RECURRENT THEMES from my mail: Why doesn't Washington have a good deli, and why don't I designate whether there's wheelchair access to the restaurants I review? The answers to these are inevitably unsatisfying, so I find myself answering them anew every once in awhile. Once again:
DELI BELLYACHE -- Letters pour in about frustrations with the new Carnegie Deli in Tysons Corner. It opened to enormous fanfare and media attention, and the first week ran out of food and closed down briefly. I haven't reviewed it yet, and won't for a couple of months. It needs time to settle down before any review could be valid.
Diners are complaining about long waits, inept service and the kitchen running out of things. No wonder. Washington's been waiting decades for a good deli, and this is one of New York's most famous, opening a branch in our very own suburbs. Nobody should expect calm and competent treatment in the opening days of such an event. The staff can't yet be attuned to their jobs, the pressure in such a situation is outlandish.
And the Carnegie hasn't even found good rye bread in Washington (nor, apparently, accepted that if the rye bread is to be deli- worthy it's going to have to come from New York). The fact that we now have the Carnegie Deli doesn't (yet) mean that we have a good deli. I'd no more try the Carnegie so early than I'd go to Commander's Palace in New Orleans during Mardi Gras.
ACCESS ANGST -- Washington Post reporter Carole Sugarman examined the subject of restaurant access in the Food section recently, going out in a wheelchair to study the problems firsthand. Once more it was demonstrated that the obstacles are often subtle and unexpected, and that a simplistic designation of a restaurant as wheelchair-accessible can be misleading.
The Responsible Hospitality Institute has issued guidelines for determining accessibility, which indicate that doors should provide a clearance of at least 32 inches with no step or abrupt change in level; bathrooms should have no steps and stalls should be 36 inches wide with sufficiently wide doors, sturdy grab bars and five-foot turnaround spaces; aisles should be 36 inches wide and tables 30 inches high. Then there's the parking . . .
Simple visual inspection isn't enough; for one thing, downstairs or upstairs rooms may be in use one night but not the next. Table rearrangements may create new barriers.
To personally assess accessibility would require me to stalk a restaurant with tape measure in hand (and to demand access to both men's and women's bathrooms); that is incompatible with a restaurant critic's dining anonymously.
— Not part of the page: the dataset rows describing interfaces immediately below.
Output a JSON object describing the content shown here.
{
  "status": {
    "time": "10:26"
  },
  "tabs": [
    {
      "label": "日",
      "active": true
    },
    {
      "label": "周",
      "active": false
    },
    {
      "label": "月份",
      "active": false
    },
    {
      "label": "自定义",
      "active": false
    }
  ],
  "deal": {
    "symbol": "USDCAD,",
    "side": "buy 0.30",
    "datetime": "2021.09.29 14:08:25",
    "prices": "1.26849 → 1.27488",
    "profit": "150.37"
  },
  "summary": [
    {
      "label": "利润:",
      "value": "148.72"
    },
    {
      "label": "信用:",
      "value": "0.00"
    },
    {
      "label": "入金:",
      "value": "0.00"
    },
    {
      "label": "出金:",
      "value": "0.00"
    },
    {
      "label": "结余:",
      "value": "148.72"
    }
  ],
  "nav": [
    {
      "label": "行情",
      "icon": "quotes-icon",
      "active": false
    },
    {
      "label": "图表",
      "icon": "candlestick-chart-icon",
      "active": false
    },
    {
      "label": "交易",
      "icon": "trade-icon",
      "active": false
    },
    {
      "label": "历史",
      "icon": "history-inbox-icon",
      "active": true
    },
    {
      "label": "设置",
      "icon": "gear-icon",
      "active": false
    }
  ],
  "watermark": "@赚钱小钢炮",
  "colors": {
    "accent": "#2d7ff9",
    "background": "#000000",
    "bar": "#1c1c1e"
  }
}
I have tried telephoning restaurants to ask whether they are accessible, but often the answers were inaccurate -- which can be worse than no information at all.
It's better for a handicapped diner to call and ask for specific information, or for an organization with access expertise to survey restaurants to make accurate measurements and evaluations.